Haiti looks to private sector to help its port



With the maritime world anxiously awaiting the completion of the expansion of the Panama Canal, Haiti wants its private sector to begin thinking about investing in the development of its ports.

Alix Celestin, head of the National Port Authority, will lead a two-day seminar Monday and Tuesday at the Royal Oasis hotel in Petionville on port development in Haiti in hopes of encouraging the business community to assist Haiti in developing a maritime economy.

Observers have long argued that any long-term improvement in Haiti’s economy depends on both repairing and reforming its underused port system, which has been a pocket of corruption and cronyism.

Celestin said the current government’s strategy calls for investing in rural ports, while encouraging investors to develop private ports, including those that could help Haiti compete for business from the expanded canal.

Haiti currently has 13 seaports.

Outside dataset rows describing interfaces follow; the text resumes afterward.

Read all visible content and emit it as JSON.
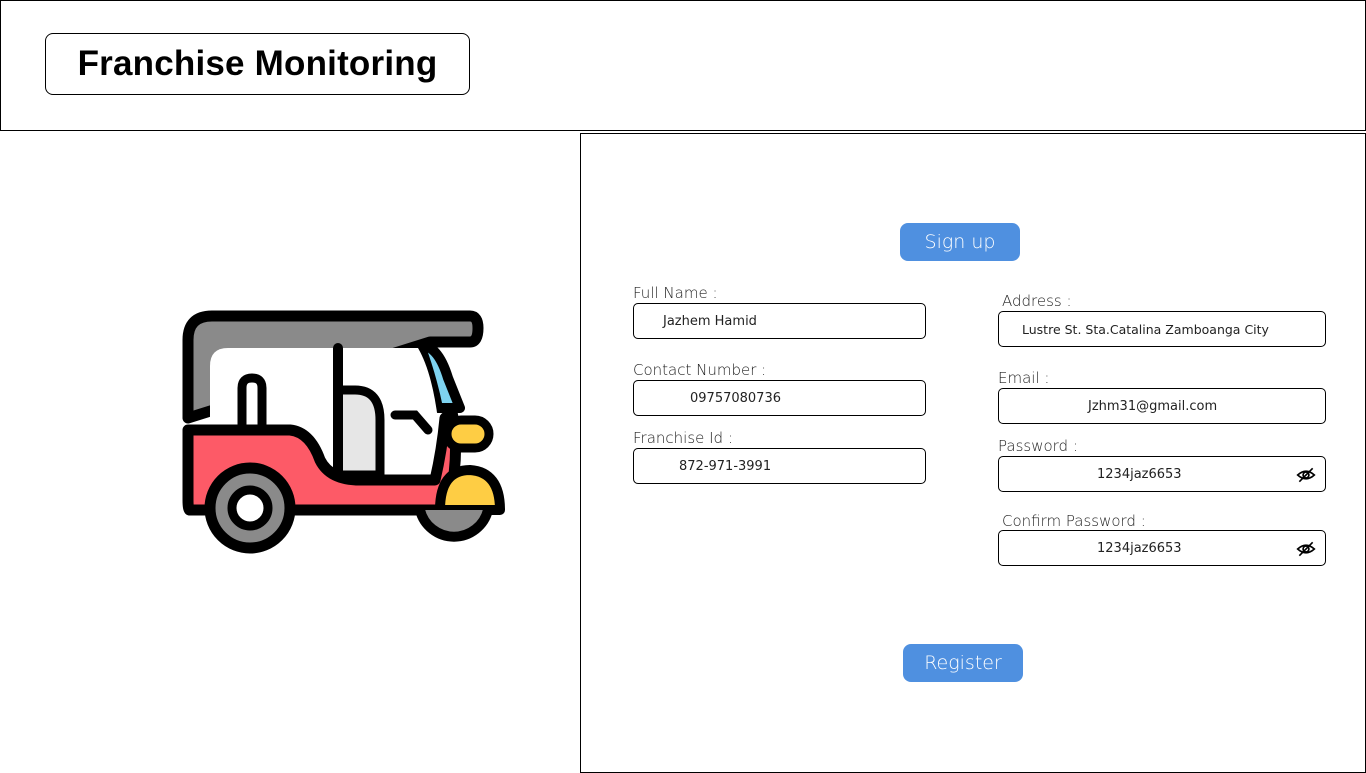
{
  "app": {
    "title": "Franchise Monitoring"
  },
  "illustration": {
    "icon": "auto-rickshaw-icon"
  },
  "form": {
    "heading_button": "Sign up",
    "fields": {
      "full_name": {
        "label": "Full Name :",
        "value": "Jazhem Hamid"
      },
      "contact_number": {
        "label": "Contact Number :",
        "value": "09757080736"
      },
      "franchise_id": {
        "label": "Franchise Id :",
        "value": "872-971-3991"
      },
      "address": {
        "label": "Address :",
        "value": "Lustre St. Sta.Catalina Zamboanga City"
      },
      "email": {
        "label": "Email :",
        "value": "Jzhm31@gmail.com"
      },
      "password": {
        "label": "Password :",
        "value": "1234jaz6653",
        "icon": "eye-slash-icon"
      },
      "confirm_password": {
        "label": "Confirm Password :",
        "value": "1234jaz6653",
        "icon": "eye-slash-icon"
      }
    },
    "submit_button": "Register"
  },
  "colors": {
    "accent": "#4f90e0",
    "vehicle_red": "#fd5a67",
    "vehicle_yellow": "#fecd44",
    "vehicle_gray": "#8a8a8a",
    "windshield_blue": "#7ed3f0"
  }
}
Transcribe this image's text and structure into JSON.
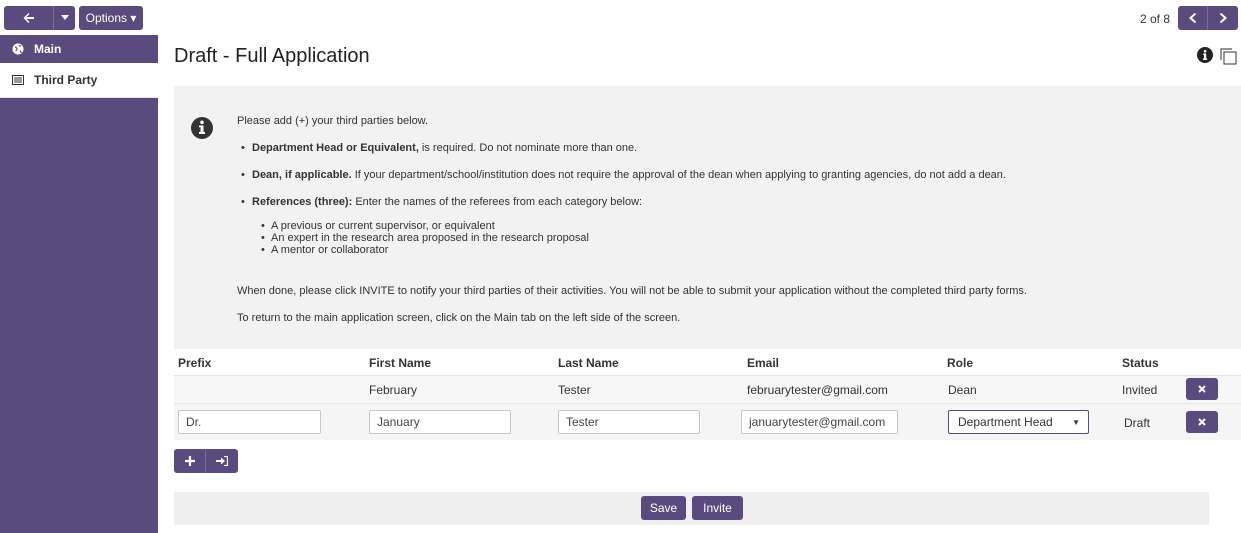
{
  "toolbar": {
    "options_label": "Options ▾",
    "pager_text": "2 of 8"
  },
  "sidebar": {
    "items": [
      {
        "label": "Main",
        "icon": "globe-icon"
      },
      {
        "label": "Third Party",
        "icon": "list-icon"
      }
    ]
  },
  "header": {
    "title": "Draft - Full Application"
  },
  "instructions": {
    "intro": "Please add (+) your third parties below.",
    "bullets": [
      {
        "bold": "Department Head or Equivalent,",
        "text": " is required. Do not nominate more than one."
      },
      {
        "bold": "Dean, if applicable.",
        "text": " If your department/school/institution does not require the approval of the dean when applying to granting agencies, do not add a dean."
      },
      {
        "bold": "References (three):",
        "text": " Enter the names of the referees from each category below:"
      }
    ],
    "sub_bullets": [
      "A previous or current supervisor, or equivalent",
      "An expert in the research area proposed in the research proposal",
      "A mentor or collaborator"
    ],
    "note1": "When done, please click INVITE to notify your third parties of their activities. You will not be able to submit your application without the completed third party forms.",
    "note2": "To return to the main application screen, click on the Main tab on the left side of the screen."
  },
  "table": {
    "headers": [
      "Prefix",
      "First Name",
      "Last Name",
      "Email",
      "Role",
      "Status"
    ],
    "rows": [
      {
        "prefix": "",
        "first": "February",
        "last": "Tester",
        "email": "februarytester@gmail.com",
        "role": "Dean",
        "status": "Invited"
      },
      {
        "prefix": "Dr.",
        "first": "January",
        "last": "Tester",
        "email": "januarytester@gmail.com",
        "role": "Department Head",
        "status": "Draft"
      }
    ]
  },
  "footer": {
    "save_label": "Save",
    "invite_label": "Invite"
  },
  "colors": {
    "accent": "#5b4a7e",
    "panel_bg": "#f2f2f2"
  }
}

Already several ports in the region, as well as Miami’s port, are positioning themselves to better handle the large cargo ships that will cross the expanded Panama Canal. Haiti, meanwhile, is still trying to reconstruct its Port-au-Prince seaport, which was severely damaged in the Jan. 12, 2010 earthquake. About $70 million worth of improvements are to begin shortly, Celestin said.

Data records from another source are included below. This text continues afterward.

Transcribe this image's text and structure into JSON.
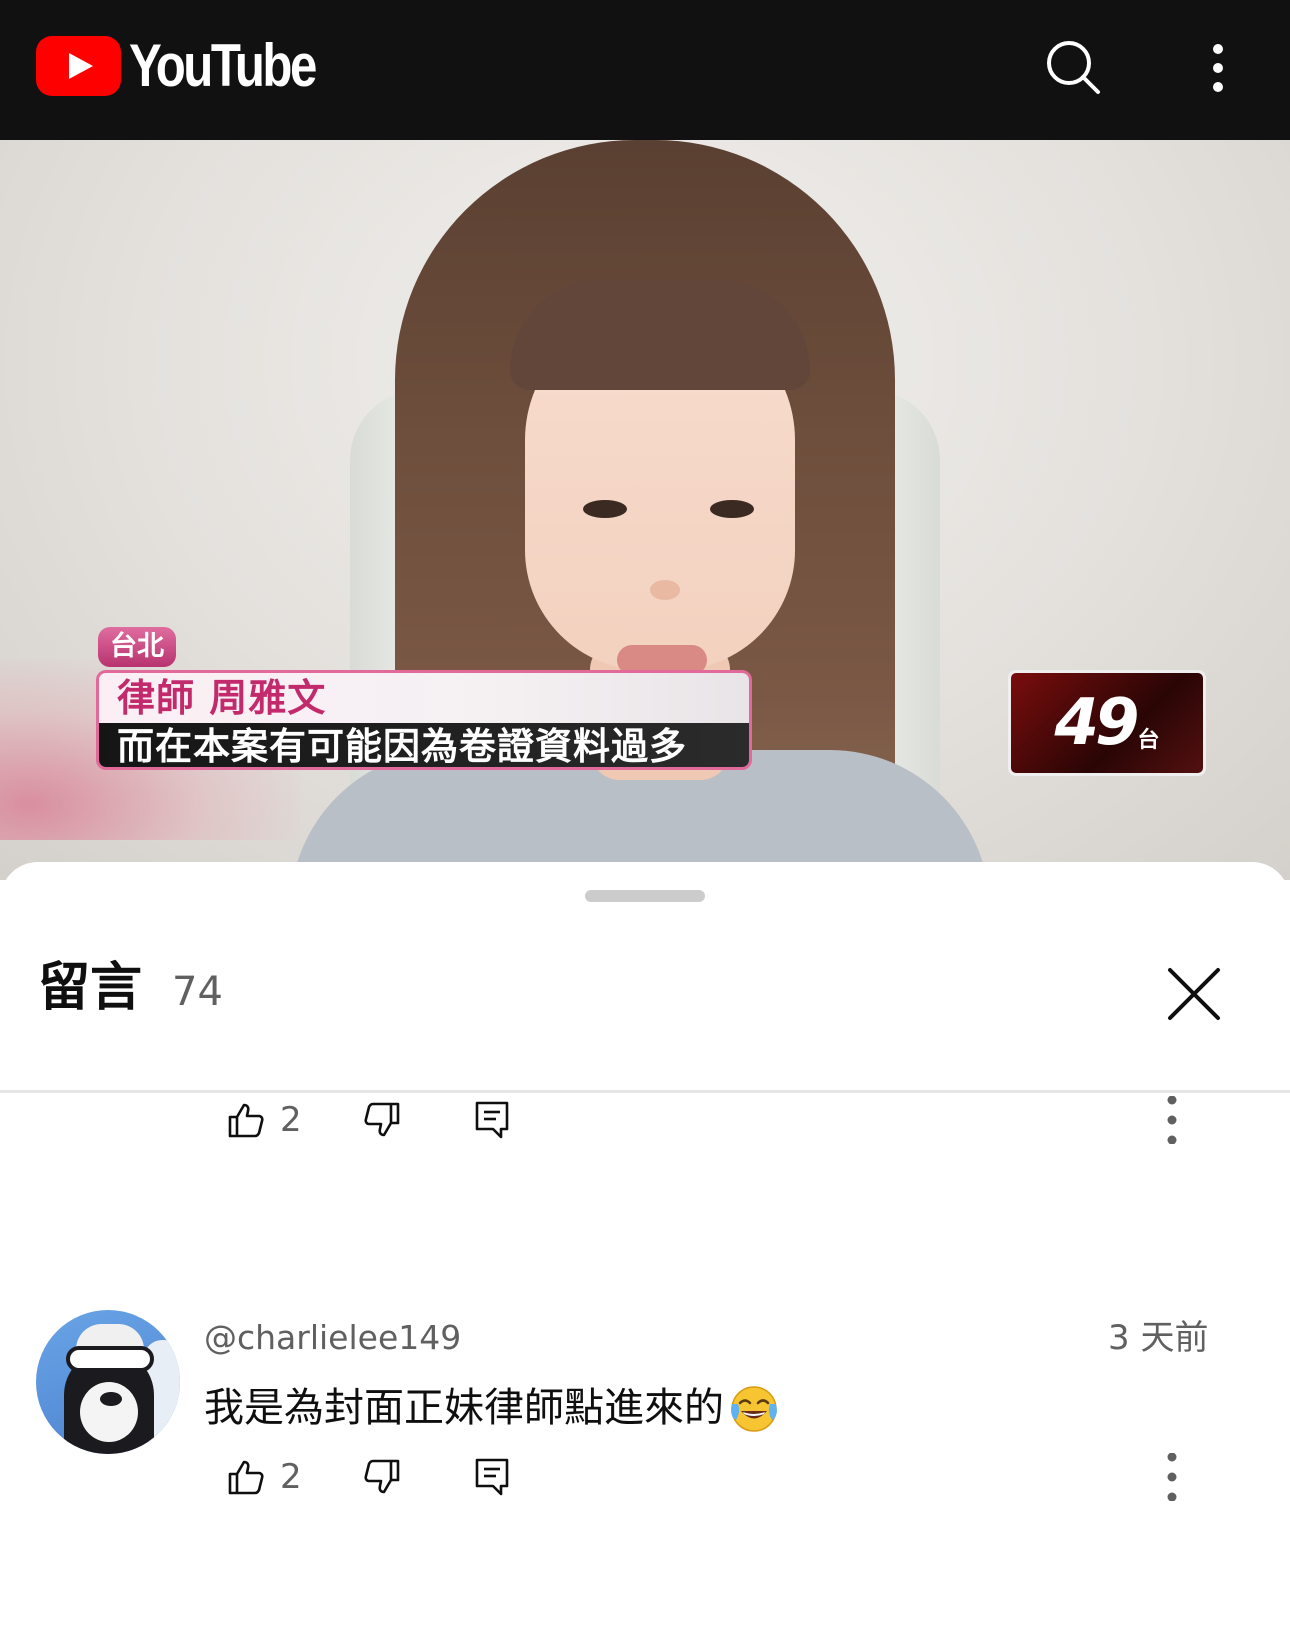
{
  "app": {
    "logo_text": "YouTube",
    "brand_red": "#ff0000",
    "topbar_color": "#111111"
  },
  "topbar": {
    "icons": [
      "search-icon",
      "more-vert-icon"
    ]
  },
  "video": {
    "location_tag": "台北",
    "lower_third_name": "律師  周雅文",
    "lower_third_quote": "而在本案有可能因為卷證資料過多",
    "channel_number": "49",
    "channel_suffix": "台"
  },
  "comments_panel": {
    "title": "留言",
    "count": "74",
    "close_icon": "close-icon"
  },
  "previous_comment_actions": {
    "like_count": "2"
  },
  "comment": {
    "author": "@charlielee149",
    "time": "3 天前",
    "text": "我是為封面正妹律師點進來的",
    "emoji": "face-with-tears-of-joy",
    "like_count": "2"
  },
  "colors": {
    "secondary_text": "#606060",
    "primary_text": "#0f0f0f",
    "divider": "#e5e5e5"
  }
}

Among those scheduled to attend the conference are Miami-Dade County port officials and Commissioner Jean Monestime. Miami-Dade has agreed to provide Haiti with technical assistance on improving its port system in both Port-au-Prince and Cap-Haitien.

Read more Haiti stories from the Miami Herald

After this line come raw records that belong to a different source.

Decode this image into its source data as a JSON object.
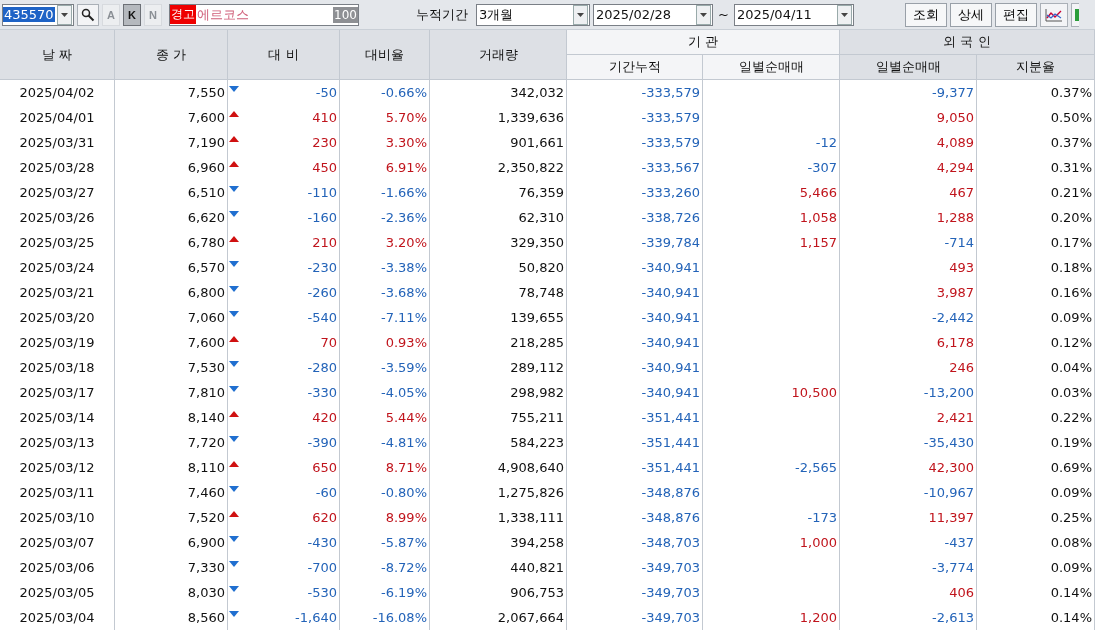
{
  "toolbar": {
    "code": {
      "value": "435570",
      "selected": true
    },
    "market_buttons": [
      {
        "label": "A",
        "selected": false
      },
      {
        "label": "K",
        "selected": true
      },
      {
        "label": "N",
        "selected": false
      }
    ],
    "stock": {
      "badge": "경고",
      "name": "에르코스",
      "score": "100"
    },
    "period_label": "누적기간",
    "period": "3개월",
    "date_from": "2025/02/28",
    "separator": "~",
    "date_to": "2025/04/11",
    "buttons": [
      "조회",
      "상세",
      "편집"
    ]
  },
  "table": {
    "columns": [
      "날 짜",
      "종 가",
      "대 비",
      "대비율",
      "거래량"
    ],
    "groups": [
      {
        "label": "기    관",
        "shaded": false,
        "columns": [
          "기간누적",
          "일별순매매"
        ]
      },
      {
        "label": "외 국 인",
        "shaded": true,
        "columns": [
          "일별순매매",
          "지분율"
        ]
      }
    ],
    "rows": [
      {
        "date": "2025/04/02",
        "close": "7,550",
        "up": false,
        "change": "-50",
        "rate": "-0.66%",
        "volume": "342,032",
        "inst_cum": "-333,579",
        "foreign_daily": "-9,377",
        "foreign_share": "0.37%"
      },
      {
        "date": "2025/04/01",
        "close": "7,600",
        "up": true,
        "change": "410",
        "rate": "5.70%",
        "volume": "1,339,636",
        "inst_cum": "-333,579",
        "foreign_daily": "9,050",
        "foreign_share": "0.50%"
      },
      {
        "date": "2025/03/31",
        "close": "7,190",
        "up": true,
        "change": "230",
        "rate": "3.30%",
        "volume": "901,661",
        "inst_cum": "-333,579",
        "inst_daily": "-12",
        "foreign_daily": "4,089",
        "foreign_share": "0.37%"
      },
      {
        "date": "2025/03/28",
        "close": "6,960",
        "up": true,
        "change": "450",
        "rate": "6.91%",
        "volume": "2,350,822",
        "inst_cum": "-333,567",
        "inst_daily": "-307",
        "foreign_daily": "4,294",
        "foreign_share": "0.31%"
      },
      {
        "date": "2025/03/27",
        "close": "6,510",
        "up": false,
        "change": "-110",
        "rate": "-1.66%",
        "volume": "76,359",
        "inst_cum": "-333,260",
        "inst_daily": "5,466",
        "foreign_daily": "467",
        "foreign_share": "0.21%"
      },
      {
        "date": "2025/03/26",
        "close": "6,620",
        "up": false,
        "change": "-160",
        "rate": "-2.36%",
        "volume": "62,310",
        "inst_cum": "-338,726",
        "inst_daily": "1,058",
        "foreign_daily": "1,288",
        "foreign_share": "0.20%"
      },
      {
        "date": "2025/03/25",
        "close": "6,780",
        "up": true,
        "change": "210",
        "rate": "3.20%",
        "volume": "329,350",
        "inst_cum": "-339,784",
        "inst_daily": "1,157",
        "foreign_daily": "-714",
        "foreign_share": "0.17%"
      },
      {
        "date": "2025/03/24",
        "close": "6,570",
        "up": false,
        "change": "-230",
        "rate": "-3.38%",
        "volume": "50,820",
        "inst_cum": "-340,941",
        "foreign_daily": "493",
        "foreign_share": "0.18%"
      },
      {
        "date": "2025/03/21",
        "close": "6,800",
        "up": false,
        "change": "-260",
        "rate": "-3.68%",
        "volume": "78,748",
        "inst_cum": "-340,941",
        "foreign_daily": "3,987",
        "foreign_share": "0.16%"
      },
      {
        "date": "2025/03/20",
        "close": "7,060",
        "up": false,
        "change": "-540",
        "rate": "-7.11%",
        "volume": "139,655",
        "inst_cum": "-340,941",
        "foreign_daily": "-2,442",
        "foreign_share": "0.09%"
      },
      {
        "date": "2025/03/19",
        "close": "7,600",
        "up": true,
        "change": "70",
        "rate": "0.93%",
        "volume": "218,285",
        "inst_cum": "-340,941",
        "foreign_daily": "6,178",
        "foreign_share": "0.12%"
      },
      {
        "date": "2025/03/18",
        "close": "7,530",
        "up": false,
        "change": "-280",
        "rate": "-3.59%",
        "volume": "289,112",
        "inst_cum": "-340,941",
        "foreign_daily": "246",
        "foreign_share": "0.04%"
      },
      {
        "date": "2025/03/17",
        "close": "7,810",
        "up": false,
        "change": "-330",
        "rate": "-4.05%",
        "volume": "298,982",
        "inst_cum": "-340,941",
        "inst_daily": "10,500",
        "foreign_daily": "-13,200",
        "foreign_share": "0.03%"
      },
      {
        "date": "2025/03/14",
        "close": "8,140",
        "up": true,
        "change": "420",
        "rate": "5.44%",
        "volume": "755,211",
        "inst_cum": "-351,441",
        "foreign_daily": "2,421",
        "foreign_share": "0.22%"
      },
      {
        "date": "2025/03/13",
        "close": "7,720",
        "up": false,
        "change": "-390",
        "rate": "-4.81%",
        "volume": "584,223",
        "inst_cum": "-351,441",
        "foreign_daily": "-35,430",
        "foreign_share": "0.19%"
      },
      {
        "date": "2025/03/12",
        "close": "8,110",
        "up": true,
        "change": "650",
        "rate": "8.71%",
        "volume": "4,908,640",
        "inst_cum": "-351,441",
        "inst_daily": "-2,565",
        "foreign_daily": "42,300",
        "foreign_share": "0.69%"
      },
      {
        "date": "2025/03/11",
        "close": "7,460",
        "up": false,
        "change": "-60",
        "rate": "-0.80%",
        "volume": "1,275,826",
        "inst_cum": "-348,876",
        "foreign_daily": "-10,967",
        "foreign_share": "0.09%"
      },
      {
        "date": "2025/03/10",
        "close": "7,520",
        "up": true,
        "change": "620",
        "rate": "8.99%",
        "volume": "1,338,111",
        "inst_cum": "-348,876",
        "inst_daily": "-173",
        "foreign_daily": "11,397",
        "foreign_share": "0.25%"
      },
      {
        "date": "2025/03/07",
        "close": "6,900",
        "up": false,
        "change": "-430",
        "rate": "-5.87%",
        "volume": "394,258",
        "inst_cum": "-348,703",
        "inst_daily": "1,000",
        "foreign_daily": "-437",
        "foreign_share": "0.08%"
      },
      {
        "date": "2025/03/06",
        "close": "7,330",
        "up": false,
        "change": "-700",
        "rate": "-8.72%",
        "volume": "440,821",
        "inst_cum": "-349,703",
        "foreign_daily": "-3,774",
        "foreign_share": "0.09%"
      },
      {
        "date": "2025/03/05",
        "close": "8,030",
        "up": false,
        "change": "-530",
        "rate": "-6.19%",
        "volume": "906,753",
        "inst_cum": "-349,703",
        "foreign_daily": "406",
        "foreign_share": "0.14%"
      },
      {
        "date": "2025/03/04",
        "close": "8,560",
        "up": false,
        "change": "-1,640",
        "rate": "-16.08%",
        "volume": "2,067,664",
        "inst_cum": "-349,703",
        "inst_daily": "1,200",
        "foreign_daily": "-2,613",
        "foreign_share": "0.14%"
      }
    ]
  }
}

Miami Herald

Join the

The Miami Herald is pleased to provide this opportunity to share information, experiences and observations about what's in the news. Some of the comments may be reprinted elsewhere on the site or in the newspaper. We encourage lively, open debate on the issues of the day, and ask that you refrain from profanity, hate speech, personal comments and remarks that are off point. Thank you for taking the time to offer your thoughts.

The Miami Herald uses Facebook's commenting system. You need to log in with a Facebook account in order to comment. If you have questions about commenting with your Facebook account, click here.

Have a news tip? You can send it anonymously. Click here to send us your tip - or - consider joining the Public Insight Network and become a source for The Miami Herald and el Nuevo Herald.

Hide Comments

This affects comments on all stories.

Cancel OK

  • Marketplace

Today's Circulars

  • Quick Job Search

Enter Keyword(s) Enter City Select a State Select a Category